Some of the neighbors don't like Harleys. They think they're unnecessarily loud. Strictly speaking, that's not true - from the factory they are fairly well muffled and have a comforting rumble. But most people change pipes or at least the mufflers in a bid for more power. They change the air cleaner and the EFI mapping, too; altogether a change known as the Stage I conversion. These pipes tend to be ... more open-throated. A wise biker chooses a pair of mufflers with a balance of power and silencing. I hope I chose well. I'm not trying to be a bad neighbor, honestly.
Now, my first bike had a name, which she earned after my first and only accident on that bike. "Roxie." (After the murderess Roxie Hart, of course.) Many people name their vehicles. Heck even my bicycles have names, which they whispered to me after a period of time.
I wasn't going to name this bike yet. Wanted to break her in and see what bubbled up. But something happened two days ago, when I signed the final paperwork at the dealership. I got to talking to my dealer about why I'd been gone from biking for so long and another dealer overheard me talking about my transplant. He asked what organs I'd gotten and said double lungs. He then asked a question most people don't usually get around to asking at Question #2: what was the underlying condition? I told him about my CF. Shortly after he brought a young saleswoman over from the merchandise side of the store, who introduced herself as Katie. She is young, owns her own Sportster...and has CF! We stood a respectable distance apart. She sees my old CF doc. And she is far, far from transplant. She could be my age or older before she'll need one.
But just meeting this young woman made me aware of the nerve-like connections throughout our two communities, CF and bikers. It is bucket-list material for a lot of transplanted CFers to get a Harley or get back on their old ones. And Katie and I had both been friends of Brian Jonson, who founded the CF Riders. Perhaps it is our burden to take up - we who are living on after him. We have a lot more to talk about in the coming months, but something about her reminded me of so many of the other fresh-faced CF youths. Those who you just want to reach out and hug and say "I'm so thankful you're alive!"

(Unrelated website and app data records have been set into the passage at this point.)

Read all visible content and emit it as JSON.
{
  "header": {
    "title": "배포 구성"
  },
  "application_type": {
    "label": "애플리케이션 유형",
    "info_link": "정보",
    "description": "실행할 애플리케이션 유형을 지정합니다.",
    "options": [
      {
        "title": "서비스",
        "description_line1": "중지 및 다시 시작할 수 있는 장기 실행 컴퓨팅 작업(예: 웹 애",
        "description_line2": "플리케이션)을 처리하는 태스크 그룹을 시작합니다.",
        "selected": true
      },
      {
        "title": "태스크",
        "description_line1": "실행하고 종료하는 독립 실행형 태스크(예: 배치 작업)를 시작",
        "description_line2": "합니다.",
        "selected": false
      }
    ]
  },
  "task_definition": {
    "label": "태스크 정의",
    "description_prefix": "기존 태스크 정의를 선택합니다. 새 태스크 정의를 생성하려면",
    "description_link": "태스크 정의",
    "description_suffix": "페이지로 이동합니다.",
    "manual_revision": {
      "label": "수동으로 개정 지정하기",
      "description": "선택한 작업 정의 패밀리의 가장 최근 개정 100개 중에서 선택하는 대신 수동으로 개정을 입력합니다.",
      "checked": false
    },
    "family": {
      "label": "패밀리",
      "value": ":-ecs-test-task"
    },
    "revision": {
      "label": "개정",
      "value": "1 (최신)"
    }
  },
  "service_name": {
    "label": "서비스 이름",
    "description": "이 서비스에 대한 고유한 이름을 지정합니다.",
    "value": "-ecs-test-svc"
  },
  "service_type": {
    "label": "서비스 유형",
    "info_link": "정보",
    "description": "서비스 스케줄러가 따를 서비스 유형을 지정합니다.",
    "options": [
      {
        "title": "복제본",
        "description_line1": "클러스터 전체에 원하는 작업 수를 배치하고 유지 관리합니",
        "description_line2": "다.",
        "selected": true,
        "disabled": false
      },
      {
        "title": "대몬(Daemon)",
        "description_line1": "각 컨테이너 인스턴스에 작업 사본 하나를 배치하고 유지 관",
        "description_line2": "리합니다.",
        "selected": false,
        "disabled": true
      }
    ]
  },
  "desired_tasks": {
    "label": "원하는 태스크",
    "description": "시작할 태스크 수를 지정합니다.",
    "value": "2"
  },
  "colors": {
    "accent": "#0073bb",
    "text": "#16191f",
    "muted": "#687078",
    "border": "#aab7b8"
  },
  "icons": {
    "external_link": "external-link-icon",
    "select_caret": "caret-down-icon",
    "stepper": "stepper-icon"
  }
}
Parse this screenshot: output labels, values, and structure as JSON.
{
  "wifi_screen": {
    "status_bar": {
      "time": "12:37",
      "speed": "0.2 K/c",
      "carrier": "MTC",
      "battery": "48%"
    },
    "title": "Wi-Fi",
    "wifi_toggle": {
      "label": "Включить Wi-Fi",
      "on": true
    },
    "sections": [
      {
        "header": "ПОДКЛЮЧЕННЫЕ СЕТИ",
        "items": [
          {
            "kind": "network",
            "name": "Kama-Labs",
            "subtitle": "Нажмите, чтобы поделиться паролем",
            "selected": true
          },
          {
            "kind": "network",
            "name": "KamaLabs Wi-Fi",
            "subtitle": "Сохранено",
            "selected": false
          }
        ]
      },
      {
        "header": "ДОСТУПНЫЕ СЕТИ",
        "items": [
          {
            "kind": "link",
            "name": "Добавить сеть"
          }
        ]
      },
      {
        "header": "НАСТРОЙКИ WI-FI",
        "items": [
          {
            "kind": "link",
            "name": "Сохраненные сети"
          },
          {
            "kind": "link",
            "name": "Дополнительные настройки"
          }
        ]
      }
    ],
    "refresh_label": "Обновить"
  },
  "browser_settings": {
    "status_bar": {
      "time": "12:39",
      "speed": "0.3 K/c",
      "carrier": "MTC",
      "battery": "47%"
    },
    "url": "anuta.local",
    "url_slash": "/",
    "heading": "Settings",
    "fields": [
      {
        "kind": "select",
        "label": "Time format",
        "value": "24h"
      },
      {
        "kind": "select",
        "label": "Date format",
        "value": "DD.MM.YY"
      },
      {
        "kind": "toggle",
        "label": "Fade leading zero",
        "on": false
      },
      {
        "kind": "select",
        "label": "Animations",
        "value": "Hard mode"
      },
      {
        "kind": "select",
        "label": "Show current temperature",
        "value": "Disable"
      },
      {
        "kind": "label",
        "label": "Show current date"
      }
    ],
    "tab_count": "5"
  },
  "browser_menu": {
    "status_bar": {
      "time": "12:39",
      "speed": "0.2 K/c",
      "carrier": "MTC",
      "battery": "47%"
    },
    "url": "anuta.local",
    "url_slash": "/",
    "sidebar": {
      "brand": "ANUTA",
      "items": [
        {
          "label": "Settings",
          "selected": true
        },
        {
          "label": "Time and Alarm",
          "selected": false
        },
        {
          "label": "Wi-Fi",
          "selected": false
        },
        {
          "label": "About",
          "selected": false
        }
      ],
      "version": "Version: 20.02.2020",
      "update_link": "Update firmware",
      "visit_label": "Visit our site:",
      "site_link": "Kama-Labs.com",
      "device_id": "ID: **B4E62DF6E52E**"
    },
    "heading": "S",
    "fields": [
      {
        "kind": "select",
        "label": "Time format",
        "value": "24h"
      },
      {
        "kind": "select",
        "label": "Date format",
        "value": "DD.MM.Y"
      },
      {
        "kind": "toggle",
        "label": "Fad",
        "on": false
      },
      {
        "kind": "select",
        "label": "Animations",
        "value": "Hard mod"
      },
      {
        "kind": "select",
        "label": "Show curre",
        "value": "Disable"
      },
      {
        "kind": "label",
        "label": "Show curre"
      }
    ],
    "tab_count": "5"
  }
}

On the way home, I thought about that encounter and about the CFers I'd never be able to reach out and hug again. I looked in my little bag of goodies the dealership had given me and there was an angel's bell, given to me by my dealer. (You can't buy these for yourself.) "I'll certainly need an angel watching over me as I enter this next phase of life," I thought. And it became clear I had to name her after a CFer. The name of my new bike had suggested itself to me.
But dare I name a bike after a dead woman? I mean it as token of respect; a pledge to never forget. Some people get vinyl lettering put on their cars, trucks, or bikes for deceased family members, or get friends portraits airbrushed on their tanks or tattooed onto their skin. Isn't naming your bike for that person as basic a way of ensuring their immortality as any of those other rituals? After all, we name our KIDS after dead relatives; this could hardly be more creepy. Could it? Fuck it; I stopped worrying about it.
And so it is that yesterday afternoon I received delivery of my new baby, Ellie. This afternoon, Ellie and I will go for a long spin together, given decent weather. We will start to get to know each other. And if there are angels, I hope the real Ellie will be riding along, with her arms wrapped around my waist for safety.
Tonight I am reminded of the religion of the road; the hundred little practices and superstitions that bikers follow, hoping to ward off bad luck and bad weather. The blessing of the bikes. The prayer circle many groups engage in each morning before hitting the road. And I promise, to my donor, my friends, and my family, that my most reverential prayer for blessings and my most sincere promise to drive my safest will be encompassed each time I breathe my bike's name: "Ellie..."